Finally, the speech-language pathologist will help the individual to learn techniques that allow them to stutter in an easier manner. Therapy does not focus on helping the individual to speak fluently, though most individuals will attain higher levels of fluency if this approach is successful. The other groups of approaches will focus on assisting adults and children who stutter to speak more fluently. This type of therapy, which focuses less on changing secondary and emotional reactions, helps the person to modify their speech movements in a specific manner that allows for fluent sounding speech. These procedures require the individual to focus on developing new speech patterns. This often requires a significant amount of practice and skill. The successful outcome of these approaches is nonstuttered, fluent sounding speech. Many therapists will integrate stuttering modification and fluency shaping approaches into more complete treatment programs. In addition, psychological counseling may be used to supplement traditional speech therapy.
Complete alleviation of recovery from stuttering is most likely possible when children and their families receive treatment close to the time of onset. Thus, early identification and treatment of stuttering is critical. For older children and adults, stuttering becomes a chronic problem that requires a lifetime of formal and self-directed therapy. For individuals who show this more chronic form of the disorder, internal motivation for change and support from significant others is an important part of recovery.
Bloodstein, O. A Handbook on Stuttering. 5th ed., revised. San Diego, CA. Singular Publishing, 1995.
Guitar, B. Stuttering: An Integrated Approach to Its Nature and treatment. 2nd edition, text revision. Baltimore, MD: Lippincott Williams and Willkins, 1998.
Manning, W. H. Clinical Decision Making in Fluency Disorders. 2nd. ed., revised. San Diego, CA. Singular Publishing, 2001.
National Stuttering Association. 5100 East La Palma, Suite #208, Anaheim Hills, CA 92807. <http://www.nsastutter.org> .

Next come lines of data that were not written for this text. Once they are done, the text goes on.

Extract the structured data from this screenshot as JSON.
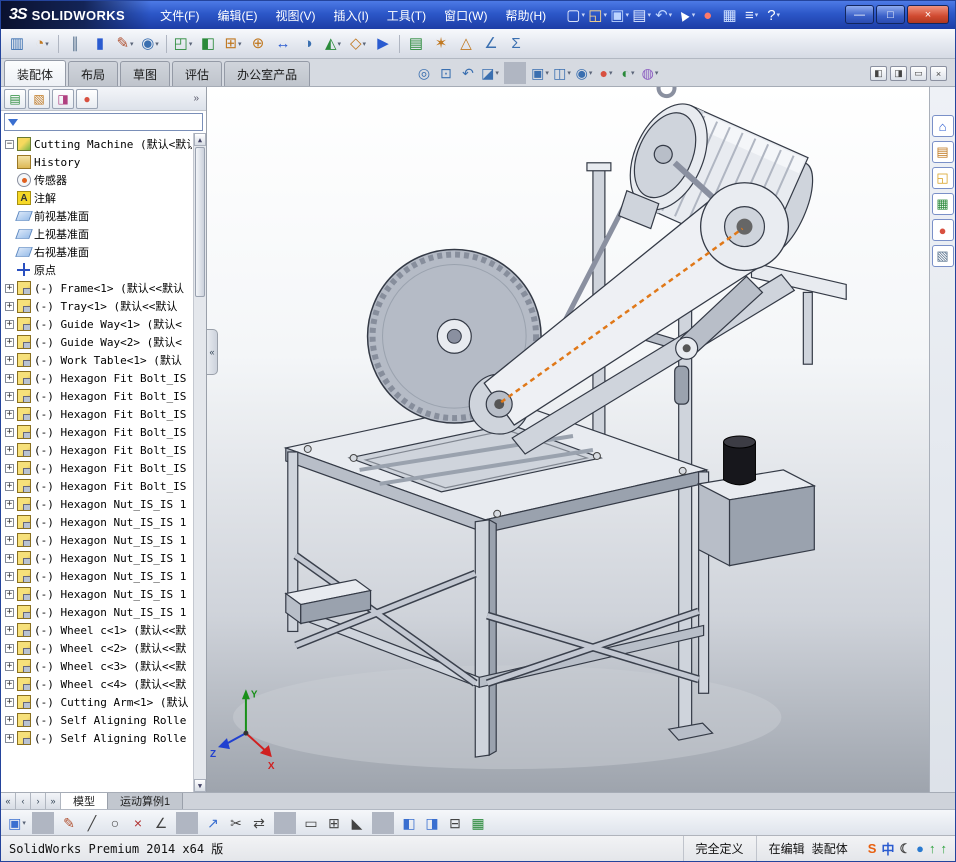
{
  "titlebar": {
    "logo_mark": "3S",
    "logo_text": "SOLIDWORKS",
    "menus": [
      "文件(F)",
      "编辑(E)",
      "视图(V)",
      "插入(I)",
      "工具(T)",
      "窗口(W)",
      "帮助(H)"
    ],
    "tools": [
      {
        "name": "new-file-button",
        "glyph": "▢",
        "color": "#eef2ff",
        "caret": "caret"
      },
      {
        "name": "open-file-button",
        "glyph": "◱",
        "color": "#ffd98a",
        "caret": "caret"
      },
      {
        "name": "save-button",
        "glyph": "▣",
        "color": "#bcd4ff",
        "caret": "caret"
      },
      {
        "name": "print-button",
        "glyph": "▤",
        "color": "#dfe8ff",
        "caret": "caret"
      },
      {
        "name": "undo-button",
        "glyph": "↶",
        "color": "#bcd4ff",
        "caret": "caret"
      },
      {
        "name": "select-cursor-button",
        "glyph": "▲",
        "color": "#ffffff",
        "caret": "caret",
        "cls": "rot"
      },
      {
        "name": "rebuild-button",
        "glyph": "●",
        "color": "#ff7a6a"
      },
      {
        "name": "file-properties-button",
        "glyph": "▦",
        "color": "#cfe0ff"
      },
      {
        "name": "options-button",
        "glyph": "≡",
        "color": "#eef2ff",
        "caret": "caret"
      },
      {
        "name": "help-button",
        "glyph": "?",
        "color": "#ffffff",
        "caret": "caret"
      }
    ],
    "window_buttons": [
      {
        "name": "minimize-button",
        "glyph": "—"
      },
      {
        "name": "maximize-button",
        "glyph": "□"
      },
      {
        "name": "close-button",
        "glyph": "×",
        "cls": "close-button"
      }
    ]
  },
  "toolbar2": {
    "items": [
      {
        "name": "viewport-settings-button",
        "glyph": "▥",
        "color": "#3a6fb0"
      },
      {
        "name": "appearance-target-button",
        "glyph": "◔",
        "color": "#c07820",
        "caret": "caret"
      },
      {
        "name": "sep"
      },
      {
        "name": "mate-references-button",
        "glyph": "∥",
        "color": "#5a7490"
      },
      {
        "name": "component-list-button",
        "glyph": "▮",
        "color": "#2a5bd0"
      },
      {
        "name": "edit-component-button",
        "glyph": "✎",
        "color": "#b05030",
        "caret": "caret"
      },
      {
        "name": "keep-visible-button",
        "glyph": "◉",
        "color": "#3a6fb0",
        "caret": "caret"
      },
      {
        "name": "sep"
      },
      {
        "name": "insert-components-button",
        "glyph": "◰",
        "color": "#2a8a3a",
        "caret": "caret"
      },
      {
        "name": "mate-button",
        "glyph": "◧",
        "color": "#2a8a3a"
      },
      {
        "name": "component-pattern-button",
        "glyph": "⊞",
        "color": "#c07820",
        "caret": "caret"
      },
      {
        "name": "smart-fasteners-button",
        "glyph": "⊕",
        "color": "#c07820"
      },
      {
        "name": "move-component-button",
        "glyph": "↔",
        "color": "#2a5bd0"
      },
      {
        "name": "show-hidden-button",
        "glyph": "◑",
        "color": "#3a6fb0"
      },
      {
        "name": "assembly-features-button",
        "glyph": "◭",
        "color": "#2a8a3a",
        "caret": "caret"
      },
      {
        "name": "reference-geometry-button",
        "glyph": "◇",
        "color": "#c07820",
        "caret": "caret"
      },
      {
        "name": "motion-study-button",
        "glyph": "▶",
        "color": "#2a5bd0"
      },
      {
        "name": "sep"
      },
      {
        "name": "bom-button",
        "glyph": "▤",
        "color": "#2a8a3a"
      },
      {
        "name": "exploded-view-button",
        "glyph": "✶",
        "color": "#c07820"
      },
      {
        "name": "interference-detection-button",
        "glyph": "△",
        "color": "#c07820"
      },
      {
        "name": "measure-button",
        "glyph": "∠",
        "color": "#3a6fb0"
      },
      {
        "name": "mass-properties-button",
        "glyph": "Σ",
        "color": "#3a6fb0"
      }
    ]
  },
  "command_bar": {
    "tabs": [
      {
        "name": "tab-assembly",
        "label": "装配体",
        "active": "active"
      },
      {
        "name": "tab-layout",
        "label": "布局"
      },
      {
        "name": "tab-sketch",
        "label": "草图"
      },
      {
        "name": "tab-evaluate",
        "label": "评估"
      },
      {
        "name": "tab-office-products",
        "label": "办公室产品"
      }
    ],
    "hud": [
      {
        "name": "zoom-fit-button",
        "glyph": "◎",
        "color": "#3a6fb0"
      },
      {
        "name": "zoom-area-button",
        "glyph": "⊡",
        "color": "#3a6fb0"
      },
      {
        "name": "previous-view-button",
        "glyph": "↶",
        "color": "#3a6fb0"
      },
      {
        "name": "section-view-button",
        "glyph": "◪",
        "color": "#3a6fb0",
        "caret": "caret"
      },
      {
        "name": "sep"
      },
      {
        "name": "view-orientation-button",
        "glyph": "▣",
        "color": "#3a6fb0",
        "caret": "caret"
      },
      {
        "name": "display-style-button",
        "glyph": "◫",
        "color": "#3a6fb0",
        "caret": "caret"
      },
      {
        "name": "hide-show-items-button",
        "glyph": "◉",
        "color": "#3a6fb0",
        "caret": "caret"
      },
      {
        "name": "edit-appearance-button",
        "glyph": "●",
        "color": "#d85040",
        "caret": "caret"
      },
      {
        "name": "apply-scene-button",
        "glyph": "◐",
        "color": "#2a8a3a",
        "caret": "caret"
      },
      {
        "name": "view-settings-button",
        "glyph": "◍",
        "color": "#8a5ac0",
        "caret": "caret"
      }
    ],
    "right_buttons": [
      {
        "name": "pane-left-button",
        "glyph": "◧"
      },
      {
        "name": "pane-right-button",
        "glyph": "◨"
      },
      {
        "name": "pane-restore-button",
        "glyph": "▭"
      },
      {
        "name": "pane-close-button",
        "glyph": "×"
      }
    ]
  },
  "feature_tree": {
    "panel_tabs": [
      {
        "name": "featuremanager-tab",
        "glyph": "▤",
        "color": "#2a8a3a"
      },
      {
        "name": "propertymanager-tab",
        "glyph": "▧",
        "color": "#c07820"
      },
      {
        "name": "configurationmanager-tab",
        "glyph": "◨",
        "color": "#b04080"
      },
      {
        "name": "appearances-tab",
        "glyph": "●",
        "color": "#d85040"
      }
    ],
    "panel_chevron": "»",
    "scroll_up": "▲",
    "scroll_down": "▼",
    "root": "Cutting Machine (默认<默认",
    "items": [
      {
        "icon": "history",
        "label": "History",
        "exp": ""
      },
      {
        "icon": "sensors",
        "label": "传感器",
        "exp": ""
      },
      {
        "icon": "annotations",
        "label": "注解",
        "exp": ""
      },
      {
        "icon": "plane",
        "label": "前视基准面",
        "exp": ""
      },
      {
        "icon": "plane",
        "label": "上视基准面",
        "exp": ""
      },
      {
        "icon": "plane",
        "label": "右视基准面",
        "exp": ""
      },
      {
        "icon": "origin",
        "label": "原点",
        "exp": ""
      },
      {
        "icon": "part",
        "label": "(-) Frame<1> (默认<<默认",
        "exp": "exp1"
      },
      {
        "icon": "part",
        "label": "(-) Tray<1> (默认<<默认",
        "exp": "exp1"
      },
      {
        "icon": "part",
        "label": "(-) Guide Way<1> (默认<",
        "exp": "exp1"
      },
      {
        "icon": "part",
        "label": "(-) Guide Way<2> (默认<",
        "exp": "exp1"
      },
      {
        "icon": "part",
        "label": "(-) Work Table<1> (默认",
        "exp": "exp1"
      },
      {
        "icon": "part",
        "label": "(-) Hexagon Fit Bolt_IS",
        "exp": "exp1"
      },
      {
        "icon": "part",
        "label": "(-) Hexagon Fit Bolt_IS",
        "exp": "exp1"
      },
      {
        "icon": "part",
        "label": "(-) Hexagon Fit Bolt_IS",
        "exp": "exp1"
      },
      {
        "icon": "part",
        "label": "(-) Hexagon Fit Bolt_IS",
        "exp": "exp1"
      },
      {
        "icon": "part",
        "label": "(-) Hexagon Fit Bolt_IS",
        "exp": "exp1"
      },
      {
        "icon": "part",
        "label": "(-) Hexagon Fit Bolt_IS",
        "exp": "exp1"
      },
      {
        "icon": "part",
        "label": "(-) Hexagon Fit Bolt_IS",
        "exp": "exp1"
      },
      {
        "icon": "part",
        "label": "(-) Hexagon Nut_IS_IS 1",
        "exp": "exp1"
      },
      {
        "icon": "part",
        "label": "(-) Hexagon Nut_IS_IS 1",
        "exp": "exp1"
      },
      {
        "icon": "part",
        "label": "(-) Hexagon Nut_IS_IS 1",
        "exp": "exp1"
      },
      {
        "icon": "part",
        "label": "(-) Hexagon Nut_IS_IS 1",
        "exp": "exp1"
      },
      {
        "icon": "part",
        "label": "(-) Hexagon Nut_IS_IS 1",
        "exp": "exp1"
      },
      {
        "icon": "part",
        "label": "(-) Hexagon Nut_IS_IS 1",
        "exp": "exp1"
      },
      {
        "icon": "part",
        "label": "(-) Hexagon Nut_IS_IS 1",
        "exp": "exp1"
      },
      {
        "icon": "part",
        "label": "(-) Wheel c<1> (默认<<默",
        "exp": "exp1"
      },
      {
        "icon": "part",
        "label": "(-) Wheel c<2> (默认<<默",
        "exp": "exp1"
      },
      {
        "icon": "part",
        "label": "(-) Wheel c<3> (默认<<默",
        "exp": "exp1"
      },
      {
        "icon": "part",
        "label": "(-) Wheel c<4> (默认<<默",
        "exp": "exp1"
      },
      {
        "icon": "part",
        "label": "(-) Cutting Arm<1> (默认",
        "exp": "exp1"
      },
      {
        "icon": "part",
        "label": "(-) Self Aligning Rolle",
        "exp": "exp1"
      },
      {
        "icon": "part",
        "label": "(-) Self Aligning Rolle",
        "exp": "exp1"
      }
    ]
  },
  "viewport": {
    "collapse_glyph": "«",
    "triad": {
      "x": "X",
      "y": "Y",
      "z": "Z"
    }
  },
  "task_pane": {
    "items": [
      {
        "name": "solidworks-resources-button",
        "glyph": "⌂",
        "color": "#2a5bd0"
      },
      {
        "name": "design-library-button",
        "glyph": "▤",
        "color": "#c07820"
      },
      {
        "name": "file-explorer-button",
        "glyph": "◱",
        "color": "#d8a020"
      },
      {
        "name": "view-palette-button",
        "glyph": "▦",
        "color": "#2a8a3a"
      },
      {
        "name": "appearances-scenes-button",
        "glyph": "●",
        "color": "#d85040"
      },
      {
        "name": "custom-properties-button",
        "glyph": "▧",
        "color": "#5a7490"
      }
    ]
  },
  "model_tabs": {
    "nav": [
      {
        "name": "first-tab-button",
        "glyph": "«"
      },
      {
        "name": "prev-tab-button",
        "glyph": "‹"
      },
      {
        "name": "next-tab-button",
        "glyph": "›"
      },
      {
        "name": "last-tab-button",
        "glyph": "»"
      }
    ],
    "tabs": [
      {
        "name": "tab-model",
        "label": "模型",
        "active": "active"
      },
      {
        "name": "tab-motion-study",
        "label": "运动算例1"
      }
    ]
  },
  "sketch_toolbar": {
    "items": [
      {
        "name": "save-button",
        "glyph": "▣",
        "color": "#3a6fd0",
        "caret": "caret"
      },
      {
        "name": "sep"
      },
      {
        "name": "sketch-button",
        "glyph": "✎",
        "color": "#b05030"
      },
      {
        "name": "line-button",
        "glyph": "╱",
        "color": "#444444"
      },
      {
        "name": "circle-button",
        "glyph": "○",
        "color": "#444444"
      },
      {
        "name": "erase-button",
        "glyph": "×",
        "color": "#b03030"
      },
      {
        "name": "smart-dimension-button",
        "glyph": "∠",
        "color": "#444444"
      },
      {
        "name": "sep"
      },
      {
        "name": "convert-entities-button",
        "glyph": "↗",
        "color": "#3a6fd0"
      },
      {
        "name": "trim-entities-button",
        "glyph": "✂",
        "color": "#444444"
      },
      {
        "name": "mirror-entities-button",
        "glyph": "⇄",
        "color": "#444444"
      },
      {
        "name": "sep"
      },
      {
        "name": "corner-rectangle-button",
        "glyph": "▭",
        "color": "#444444"
      },
      {
        "name": "linear-pattern-button",
        "glyph": "⊞",
        "color": "#444444"
      },
      {
        "name": "chamfer-button",
        "glyph": "◣",
        "color": "#444444"
      },
      {
        "name": "sep"
      },
      {
        "name": "standard-views-button",
        "glyph": "◧",
        "color": "#3a6fd0"
      },
      {
        "name": "shaded-view-button",
        "glyph": "◨",
        "color": "#3a6fd0"
      },
      {
        "name": "section-button",
        "glyph": "⊟",
        "color": "#444444"
      },
      {
        "name": "grid-snap-button",
        "glyph": "▦",
        "color": "#2a8a3a"
      }
    ]
  },
  "statusbar": {
    "app_info": "SolidWorks Premium 2014 x64 版",
    "define_state": "完全定义",
    "edit_state": "在编辑 装配体",
    "tray": [
      {
        "name": "sogou-ime-icon",
        "glyph": "S",
        "color": "#e86010"
      },
      {
        "name": "chinese-ime-icon",
        "glyph": "中",
        "color": "#2a5bd0"
      },
      {
        "name": "ime-mode-icon",
        "glyph": "☾",
        "color": "#444444"
      },
      {
        "name": "network-icon",
        "glyph": "●",
        "color": "#2a7ad0"
      },
      {
        "name": "update-icon",
        "glyph": "↑",
        "color": "#2aa03a"
      },
      {
        "name": "sync-icon",
        "glyph": "↑",
        "color": "#2aa03a"
      }
    ]
  }
}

Stuttering Foundation of America. 3100 Walnut Grove Road, Suite 603, P.O. Box 11749, Memphis, TN 38111-0749. <http://www.stuttersfa.org> .
See also Speech-language pathology
Rodney Gabel, Ph.D.